Even those outside the world of maths will be familiar with Hannah Fry from TV and radio programmes like ‘The Secret Genius of Modern Life’ and ‘The Curious Cases of Rutherford and Fry’. However, in my opinion, James Maynard was the real star of this show, even if he is less well-known in mainstream media. James has achieved a great deal in the mathematical world, including winning a Fields Medal last year.
Many universities host public lectures throughout the year, and since the pandemic, it may be possible to access these live online and after via recordings and podcasts.
As face-to-face lectures can be hard to get to, seeing icons Hannah Fry and James Maynard live at the Science Museum on the 18 May was quite a treat. The subject, Prime Numbers, has been the focus of James’ groundbreaking work. He explained that his fascination with prime numbers was based on the fact that they are so fundamental (like the atoms of whole numbers) and yet so mysterious. Even simple questions turn out to be very hard to answer, and he gave many examples, including how many “safe” primes there are, where a safe prime is one where (p-1)/2 is also prime.
After the main lecture, James and Hannah sat down for a ‘fireside chat’ (thankfully, there was no actual fire on the warm May evening). Hannah asked insightful questions, allowing the audience to see more of James’ personality, his process when working on maths problems, and some stories from his early childhood that might have foreshadowed his future accomplishments.
The sixth formers around me saw in James a genuine passion for the subject and some helpful reminders of how James immersed himself in a current problem and the importance of switching off and connecting with the real world again. They saw how James channelled his fear of making a humiliating mistake into rigorous checking and how he overcame this fear to participate in the Polymath project. As a teacher, I was most interested to hear how James is driven by the need to understand, first and foremost, rather than by a need for recognition. Also, my students’ only complaint was that James didn’t go into the mathematics deeply enough – it is reassuring that they also have a thirst for understanding.
As teachers, it is helpful to sign up for university mailing lists regarding their public lectures, attend them, and recommend them to your students when you can. You can also help younger students develop a taste for mathematical talks by taking them to university-based Year 10 Enrichment Days such as:

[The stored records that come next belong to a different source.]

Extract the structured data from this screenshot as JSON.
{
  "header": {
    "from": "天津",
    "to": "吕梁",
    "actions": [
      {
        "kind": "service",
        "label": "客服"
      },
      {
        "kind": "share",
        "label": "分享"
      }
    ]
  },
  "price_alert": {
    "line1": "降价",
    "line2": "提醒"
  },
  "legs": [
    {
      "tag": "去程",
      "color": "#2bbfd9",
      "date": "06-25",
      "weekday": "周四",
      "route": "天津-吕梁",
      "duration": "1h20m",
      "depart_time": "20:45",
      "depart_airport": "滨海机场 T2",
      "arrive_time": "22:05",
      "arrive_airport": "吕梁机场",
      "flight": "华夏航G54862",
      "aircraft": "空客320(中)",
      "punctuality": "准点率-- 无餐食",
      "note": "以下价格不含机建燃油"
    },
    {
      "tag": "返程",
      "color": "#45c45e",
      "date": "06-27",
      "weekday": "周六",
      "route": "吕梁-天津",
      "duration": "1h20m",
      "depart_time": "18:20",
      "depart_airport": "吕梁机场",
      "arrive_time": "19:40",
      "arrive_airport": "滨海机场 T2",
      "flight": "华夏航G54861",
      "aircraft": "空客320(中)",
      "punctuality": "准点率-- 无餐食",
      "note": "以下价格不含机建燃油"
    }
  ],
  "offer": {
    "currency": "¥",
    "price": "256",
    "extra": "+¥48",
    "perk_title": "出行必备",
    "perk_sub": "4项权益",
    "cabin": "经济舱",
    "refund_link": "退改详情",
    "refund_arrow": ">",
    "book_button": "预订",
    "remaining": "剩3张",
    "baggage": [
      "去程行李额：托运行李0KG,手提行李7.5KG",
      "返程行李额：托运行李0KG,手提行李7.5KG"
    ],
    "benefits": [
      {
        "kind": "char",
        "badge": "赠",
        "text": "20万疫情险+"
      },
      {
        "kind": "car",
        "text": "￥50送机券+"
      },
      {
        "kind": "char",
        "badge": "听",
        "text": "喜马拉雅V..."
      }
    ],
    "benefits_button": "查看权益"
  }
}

For current Year 12 students preparing for university applications, problem-solving classes are starting as soon as we return to school in September:
by Kristin Coldwell